Since I’ve been unwell, the quality of my writing has nose-dived as sharply as a marauding Stuka whose pilot has just spotted a column of helpless refugees on an open, undefended road beneath him. As a result, the traffic to this, my (temporary) site is minimal and there’s no point in me trying to pretend otherwise, because this is just one of life’s realities.
Last night, I noticed that a fund had been set up for Katie Cutler, to pay for a holiday for her and to recognise her warm heart for the way she helped out the disabled pensioner Alan Barnes, who had been attacked outside his home by some particularly cowardly pondlife. By the time I looked at the Go Fund Me page for Katie, which had been set up by Catherine Kirkley, Katie Cutler had left a comment saying she didn’t deserve or want any money, so as she was obviously embarrassed, I thought I’d post something on the page to reassure her. Tens of thousands of other people have rightly praised her to the skies, so I just tried my best to write something that would encapsulate these warm feelings in the hope that she’d see it and not feel embarrassed or guilty in any way.
To my amazement, I learned earlier today that I’ve been quoted at length in an article about Alan Barnes and Katie Cutler in the Daily Mail, so as their story is such a high profile one, I would guess that millions of people from around the world have read it, with more to come. I’m described in the article as a donor, but the simple truth is that I didn’t give any money to the fund because I’m broke, so I happily gave up some of my time instead and I’m very glad I did.
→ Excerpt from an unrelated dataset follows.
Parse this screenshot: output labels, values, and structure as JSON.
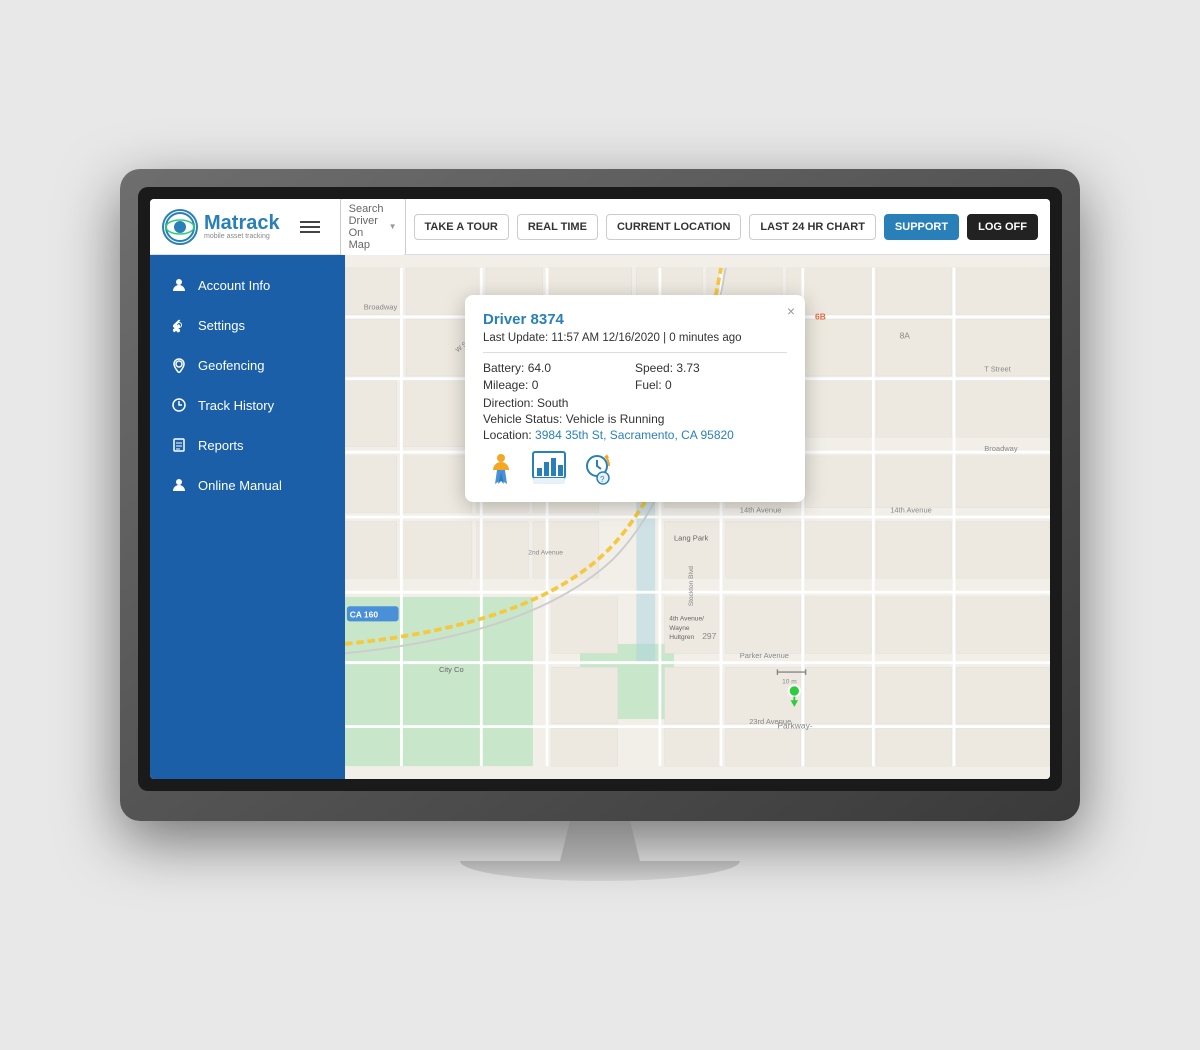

I personally think that Katie deserves every recognition and honour for what she did and if it’s not immediately obvious, this is why: I’ve benefited from the kindness of others on innumerable occasions, whether that came in the form of a kind word, a thoughtful gift or else a few quid when I needed it, so my gratitude to all these people knows no bounds and I try my level best to repay them by paying it forward in some way.
The other reason is that if more strangers were kind to others they’ve never met, our planet would be a considerably less shitty and uninviting place than it is now. Thankfully, the world is full of such people, so I think the way forward is to try to recognise them, whoever they might be and wherever they might live, to add to the sum total of joy and love in the world, because these are obviously qualities our souls yearn for.